Length of travel appears to be associated with health risks. GeoSentinel Surveillance Network data for 4,039 long-term travelers (trip duration >6 months) seen after travel during June 1, 1996, through December 31, 2008, were compared with data for 24,807 short-term travelers (trip duration <1 month). Long-term travelers traveled more often than short-term travelers for volunteer activities (39.7% vs. 7.0%) and business (25.2% vs. 13.8%). More long-term travelers were men (57.2% vs. 50.1%) and expatriates (54.0% vs. 8.9%); most had pretravel medical advice (70.3% vs. 48.9%). Per 1,000 travelers, long-term travelers more often experienced chronic diarrhea, giardiasis, Plasmodium falciparum and P. vivax malaria, irritable bowel syndrome (postinfectious), fatigue >1 month, eosinophilia, cutaneous leishmaniasis, schistosomiasis, and Entamoeba histolytica diarrhea. Areas of concern for long-term travelers were vector-borne diseases, contact-transmitted diseases, and psychological problems. Our results can help prioritize screening for and diagnosis of illness in long-term travelers and provide evidence-based pretravel advice.
Travelers have many reasons for long durations of travel, including diplomatic work, education and research, missionary work, Peace Corps volunteer (PCV) work, military operations, backpacking trips, and corporate expatriate assignments (1–7). Longer trips often are assumed to be associated with increased risk for some health problems, but few studies have compared the types and causes of illness in travelers on the basis of duration of travel. Previous studies suggested that long-term travelers are more likely than short-term travelers to acquire malaria (8) and that recommendations should be tailored individually (9). Other illness also might be more common in long-term than in short-term travelers.

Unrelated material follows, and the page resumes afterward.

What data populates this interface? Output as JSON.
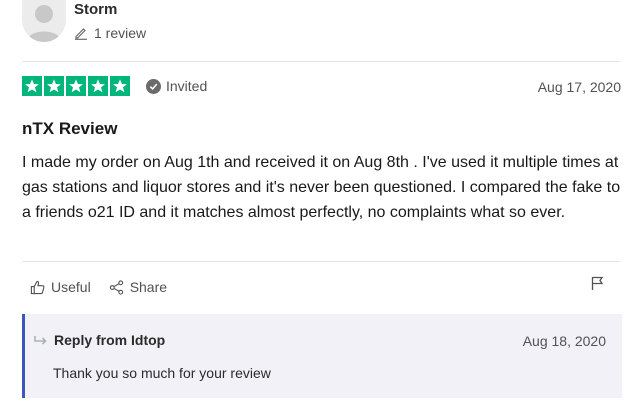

To evaluate the effect of trip duration on illness, we compared illnesses by duration of travel for travelers seeking treatment at GeoSentinel Surveillance Network sites. We also characterized long-term travelers’ demographics, travel patterns, and travel-related illnesses.